Aim of the task: Search the entries below for the word "after" and copy each line that has it.

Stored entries
──────────

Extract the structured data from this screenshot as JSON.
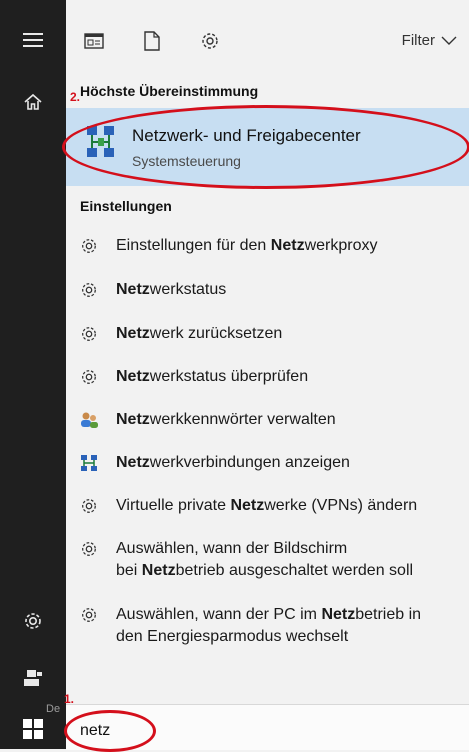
{
  "sidebar": {
    "icons": [
      "hamburger-menu-icon",
      "home-icon",
      "settings-icon",
      "user-icon",
      "windows-start-icon"
    ]
  },
  "topbar": {
    "icons": [
      "document-list-icon",
      "document-icon",
      "settings-icon"
    ],
    "filter_label": "Filter"
  },
  "best_match": {
    "section_label": "Höchste Übereinstimmung",
    "title": "Netzwerk- und Freigabecenter",
    "subtitle": "Systemsteuerung",
    "icon": "network-sharing-icon"
  },
  "settings_section": {
    "section_label": "Einstellungen",
    "items": [
      {
        "icon": "gear-icon",
        "before": "Einstellungen für den ",
        "bold": "Netz",
        "after": "werkproxy"
      },
      {
        "icon": "gear-icon",
        "before": "",
        "bold": "Netz",
        "after": "werkstatus"
      },
      {
        "icon": "gear-icon",
        "before": "",
        "bold": "Netz",
        "after": "werk zurücksetzen"
      },
      {
        "icon": "gear-icon",
        "before": "",
        "bold": "Netz",
        "after": "werkstatus überprüfen"
      },
      {
        "icon": "users-network-icon",
        "before": "",
        "bold": "Netz",
        "after": "werkkennwörter verwalten"
      },
      {
        "icon": "network-connections-icon",
        "before": "",
        "bold": "Netz",
        "after": "werkverbindungen anzeigen"
      },
      {
        "icon": "gear-icon",
        "before": "Virtuelle private ",
        "bold": "Netz",
        "after": "werke (VPNs) ändern"
      },
      {
        "icon": "gear-icon",
        "line1": "Auswählen, wann der Bildschirm",
        "before": "bei ",
        "bold": "Netz",
        "after": "betrieb ausgeschaltet werden soll"
      },
      {
        "icon": "gear-icon",
        "before": "Auswählen, wann der PC im ",
        "bold": "Netz",
        "after": "betrieb in",
        "line2": "den Energiesparmodus wechselt"
      }
    ]
  },
  "search": {
    "query": "netz"
  },
  "annotations": {
    "label_1": "1.",
    "label_2": "2.",
    "color": "#d40f1b"
  },
  "taskbar_ghost_text": "De"
}
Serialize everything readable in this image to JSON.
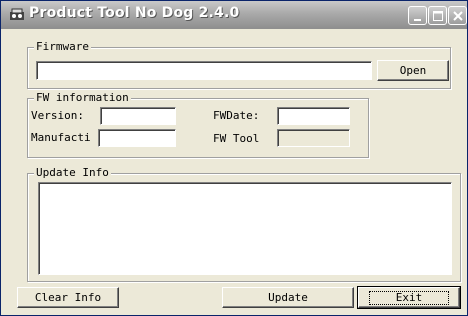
{
  "window": {
    "title": "Product Tool No Dog 2.4.0",
    "icon": "app-icon"
  },
  "firmware": {
    "group_label": "Firmware",
    "path_value": "",
    "open_label": "Open"
  },
  "fw_info": {
    "group_label": "FW information",
    "version_label": "Version:",
    "version_value": "",
    "manufacturer_label": "Manufacti",
    "manufacturer_value": "",
    "fwdate_label": "FWDate:",
    "fwdate_value": "",
    "fwtool_label": "FW Tool",
    "fwtool_value": ""
  },
  "update_info": {
    "group_label": "Update Info",
    "text": ""
  },
  "buttons": {
    "clear_info": "Clear Info",
    "update": "Update",
    "exit": "Exit"
  }
}
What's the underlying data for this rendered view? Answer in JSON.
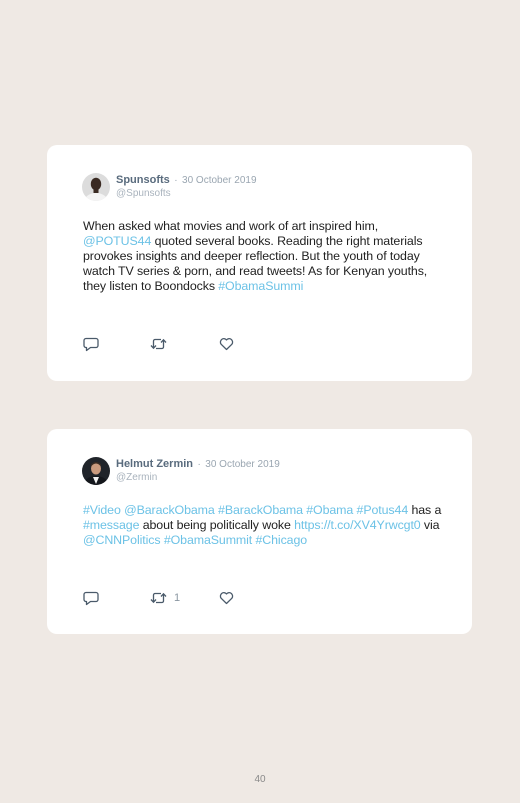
{
  "tweets": [
    {
      "author": "Spunsofts",
      "separator": "·",
      "date": "30 October 2019",
      "handle": "@Spunsofts",
      "segments": [
        {
          "t": "When asked what movies and work of art inspired him, "
        },
        {
          "t": "@POTUS44",
          "link": true
        },
        {
          "t": " quoted several books. Reading the right materials provokes insights and deeper reflection. But the youth of today watch TV series & porn, and read tweets! As for Kenyan youths, they listen to Boondocks "
        },
        {
          "t": "#ObamaSummi",
          "link": true
        }
      ],
      "retweet_count": ""
    },
    {
      "author": "Helmut Zermin",
      "separator": "·",
      "date": "30 October 2019",
      "handle": "@Zermin",
      "segments": [
        {
          "t": "#Video",
          "link": true
        },
        {
          "t": " "
        },
        {
          "t": "@BarackObama",
          "link": true
        },
        {
          "t": " "
        },
        {
          "t": "#BarackObama",
          "link": true
        },
        {
          "t": " "
        },
        {
          "t": "#Obama",
          "link": true
        },
        {
          "t": " "
        },
        {
          "t": "#Potus44",
          "link": true
        },
        {
          "t": " has a "
        },
        {
          "t": "#message",
          "link": true
        },
        {
          "t": " about being politically woke "
        },
        {
          "t": "https://t.co/XV4Yrwcgt0",
          "link": true
        },
        {
          "t": " via "
        },
        {
          "t": "@CNNPolitics",
          "link": true
        },
        {
          "t": " "
        },
        {
          "t": "#ObamaSummit",
          "link": true
        },
        {
          "t": " "
        },
        {
          "t": "#Chicago",
          "link": true
        }
      ],
      "retweet_count": "1"
    }
  ],
  "page_number": "40",
  "colors": {
    "background": "#efe9e4",
    "card": "#ffffff",
    "link": "#6cc2e6",
    "text": "#222222",
    "name": "#596b7d",
    "meta": "#9aa6b1"
  },
  "icons": [
    "reply-icon",
    "retweet-icon",
    "like-icon"
  ]
}
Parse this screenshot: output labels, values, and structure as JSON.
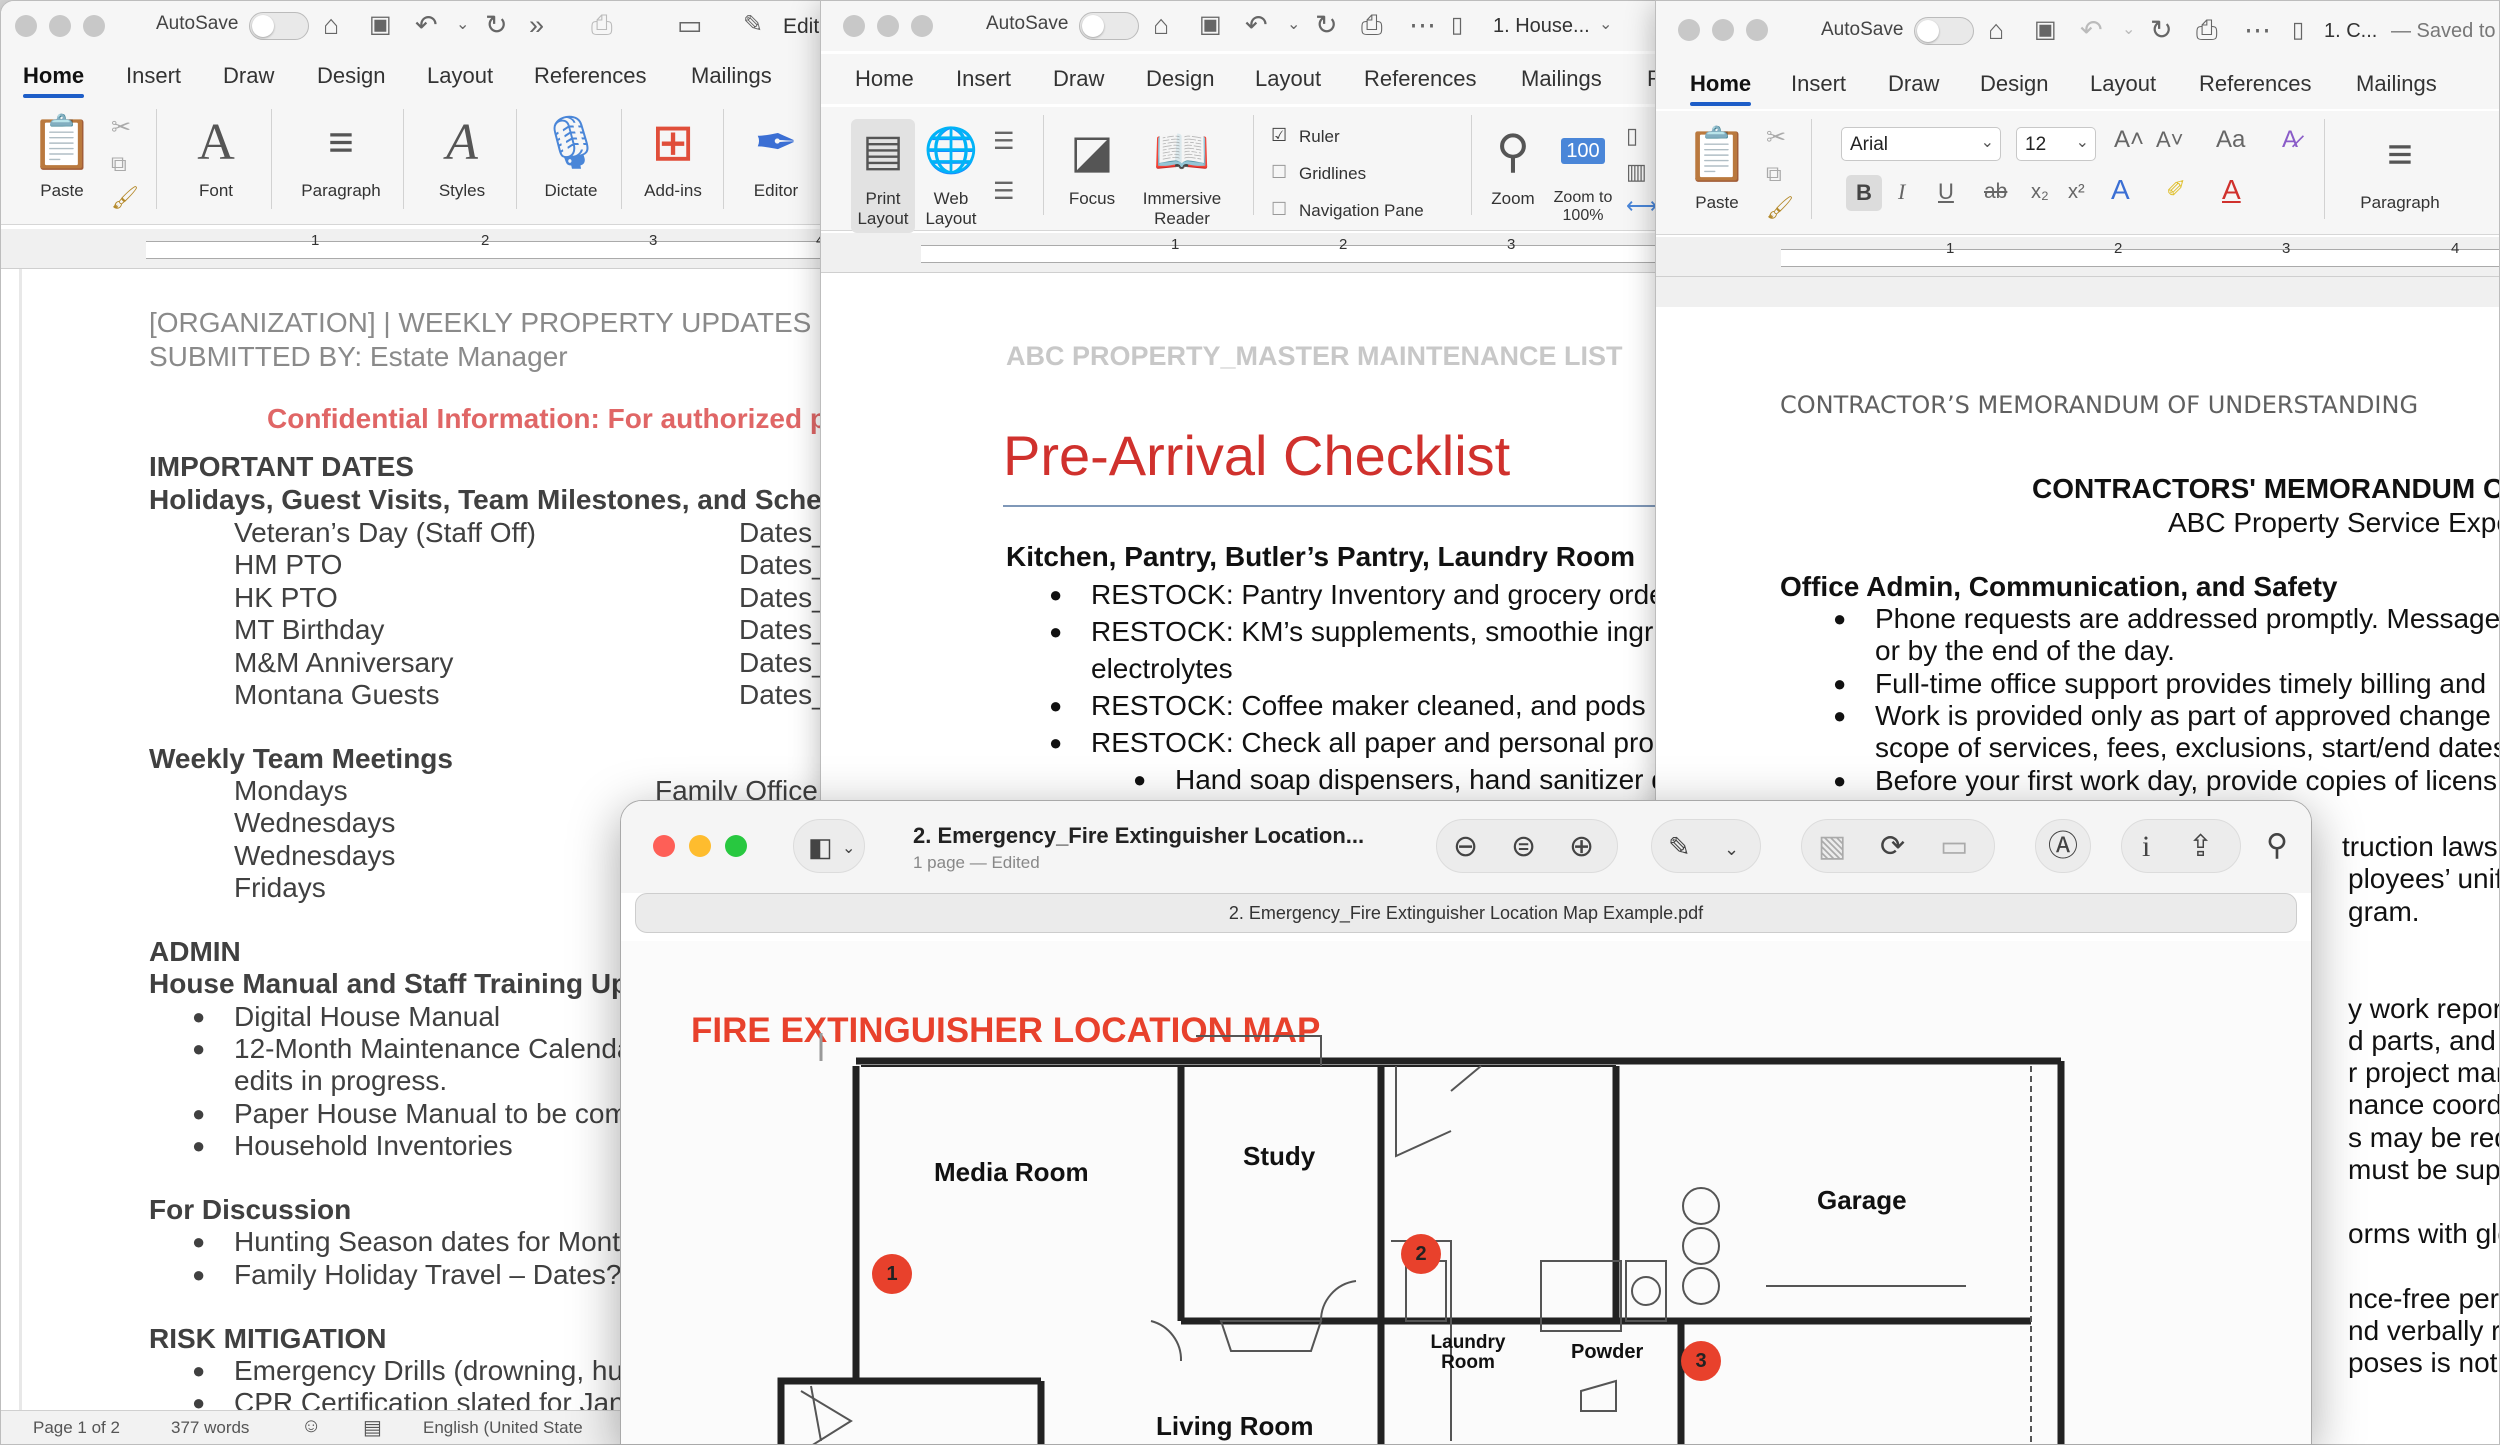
{
  "window1": {
    "autosave_label": "AutoSave",
    "edit_label": "Edit",
    "tabs": [
      "Home",
      "Insert",
      "Draw",
      "Design",
      "Layout",
      "References",
      "Mailings"
    ],
    "ribbon": [
      "Paste",
      "Font",
      "Paragraph",
      "Styles",
      "Dictate",
      "Add-ins",
      "Editor"
    ],
    "ruler_numbers": [
      "1",
      "2",
      "3",
      "4"
    ],
    "header_line1": "[ORGANIZATION] | WEEKLY PROPERTY UPDATES",
    "header_line2": "SUBMITTED BY: Estate Manager",
    "confidential": "Confidential Information: For authorized p",
    "important_dates": "IMPORTANT DATES",
    "holidays_heading": "Holidays, Guest Visits, Team Milestones, and Sche",
    "dates_rows": [
      {
        "label": "Veteran’s Day (Staff Off)",
        "value": "Dates_"
      },
      {
        "label": "HM PTO",
        "value": "Dates_"
      },
      {
        "label": "HK PTO",
        "value": "Dates_"
      },
      {
        "label": "MT Birthday",
        "value": "Dates_"
      },
      {
        "label": "M&M Anniversary",
        "value": "Dates_"
      },
      {
        "label": "Montana Guests",
        "value": "Dates_"
      }
    ],
    "meetings_heading": "Weekly Team Meetings",
    "meetings": [
      "Mondays",
      "Wednesdays",
      "Wednesdays",
      "Fridays"
    ],
    "family_office": "Family Office",
    "admin": "ADMIN",
    "house_manual_heading": "House Manual and Staff Training Up",
    "admin_bullets": [
      "Digital House Manual",
      "12-Month Maintenance Calenda",
      "edits in progress.",
      "Paper House Manual to be com",
      "Household Inventories"
    ],
    "discussion_heading": "For Discussion",
    "discussion_bullets": [
      "Hunting Season dates for Mont",
      "Family Holiday Travel – Dates?"
    ],
    "risk_heading": "RISK MITIGATION",
    "risk_bullets": [
      "Emergency Drills (drowning, hu",
      "CPR Certification slated for Jan"
    ],
    "status": {
      "page": "Page 1 of 2",
      "words": "377 words",
      "language": "English (United State"
    }
  },
  "window2": {
    "autosave_label": "AutoSave",
    "title": "1. House...",
    "tabs": [
      "Home",
      "Insert",
      "Draw",
      "Design",
      "Layout",
      "References",
      "Mailings",
      "R"
    ],
    "ribbon": {
      "print_layout": "Print Layout",
      "web_layout": "Web Layout",
      "focus": "Focus",
      "immersive_reader": "Immersive Reader",
      "ruler": "Ruler",
      "gridlines": "Gridlines",
      "navigation_pane": "Navigation Pane",
      "zoom": "Zoom",
      "zoom_100": "Zoom to 100%",
      "zoom_badge": "100"
    },
    "ruler_numbers": [
      "1",
      "2",
      "3"
    ],
    "header": "ABC PROPERTY_MASTER MAINTENANCE LIST",
    "title_heading": "Pre-Arrival Checklist",
    "section": "Kitchen, Pantry, Butler’s Pantry, Laundry Room",
    "bullets": [
      "RESTOCK: Pantry Inventory and grocery orde",
      "RESTOCK: KM’s supplements, smoothie ingr",
      "electrolytes",
      "RESTOCK: Coffee maker cleaned, and pods",
      "RESTOCK: Check all paper and personal pro"
    ],
    "sub_bullet": "Hand soap dispensers, hand sanitizer d"
  },
  "window3": {
    "autosave_label": "AutoSave",
    "title": "1. C...",
    "saved": "— Saved to",
    "tabs": [
      "Home",
      "Insert",
      "Draw",
      "Design",
      "Layout",
      "References",
      "Mailings"
    ],
    "ribbon": {
      "paste": "Paste",
      "font": "Arial",
      "size": "12",
      "paragraph": "Paragraph"
    },
    "ruler_numbers": [
      "1",
      "2",
      "3",
      "4"
    ],
    "header": "CONTRACTOR’S MEMORANDUM OF UNDERSTANDING",
    "title_line1": "CONTRACTORS' MEMORANDUM OF UN",
    "title_line2": "ABC Property Service Expectat",
    "section": "Office Admin, Communication, and Safety",
    "bullets": [
      "Phone requests are addressed promptly. Message",
      "or by the end of the day.",
      "Full-time office support provides timely billing and",
      "Work is provided only as part of approved change",
      "scope of services, fees, exclusions, start/end dates",
      "Before your first work day, provide copies of licens"
    ],
    "fragments": [
      "truction laws.",
      "ployees’ uniform",
      "gram.",
      "y work reports o",
      "d parts, and rec",
      "r project manag",
      "nance coordinat",
      "s may be require",
      "must be superv",
      "orms with glove",
      "nce-free perso",
      "nd verbally reite",
      "poses is not allo"
    ]
  },
  "preview": {
    "title": "2. Emergency_Fire Extinguisher Location...",
    "subtitle": "1 page — Edited",
    "tab_title": "2. Emergency_Fire Extinguisher Location Map Example.pdf",
    "map_title": "FIRE EXTINGUISHER LOCATION MAP",
    "rooms": [
      "Media Room",
      "Study",
      "Garage",
      "Laundry Room",
      "Powder",
      "Living Room"
    ],
    "markers": [
      "1",
      "2",
      "3"
    ]
  }
}
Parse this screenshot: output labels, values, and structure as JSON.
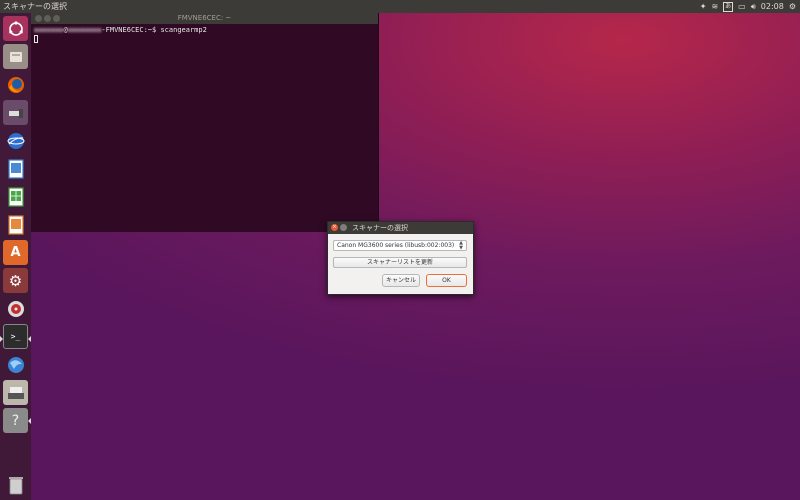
{
  "top_panel": {
    "title": "スキャナーの選択",
    "ime": "あ",
    "clock": "02:08"
  },
  "terminal": {
    "title": "FMVNE6CEC: ~",
    "user_blurred": "■■■■■■■",
    "host_blurred": "■■■■■■■■",
    "prompt_host": "-FMVNE6CEC:~$",
    "command": "scangearmp2"
  },
  "dialog": {
    "title": "スキャナーの選択",
    "selected_scanner": "Canon MG3600 series (libusb:002:003)",
    "refresh_label": "スキャナーリストを更新",
    "cancel_label": "キャンセル",
    "ok_label": "OK"
  },
  "launcher": {
    "icons": [
      "dash-home-icon",
      "files-icon",
      "firefox-icon",
      "system-tool-icon",
      "browser-icon",
      "writer-icon",
      "calc-icon",
      "impress-icon",
      "software-center-icon",
      "system-settings-icon",
      "disk-utility-icon",
      "terminal-icon",
      "web-icon",
      "scanner-icon",
      "help-icon",
      "trash-icon"
    ]
  },
  "colors": {
    "panel": "#3c3b37",
    "terminal_bg": "#300a24",
    "accent": "#e9703b"
  }
}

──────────

Task output:
        "after": "werkproxy"
        "after": "werkstatus"
        "after": "werk zurücksetzen"
        "after": "werkstatus überprüfen"
        "after": "werkkennwörter verwalten"
        "after": "werkverbindungen anzeigen"
        "after": "werke (VPNs) ändern"
        "after": "betrieb ausgeschaltet werden soll"
        "after": "betrieb in",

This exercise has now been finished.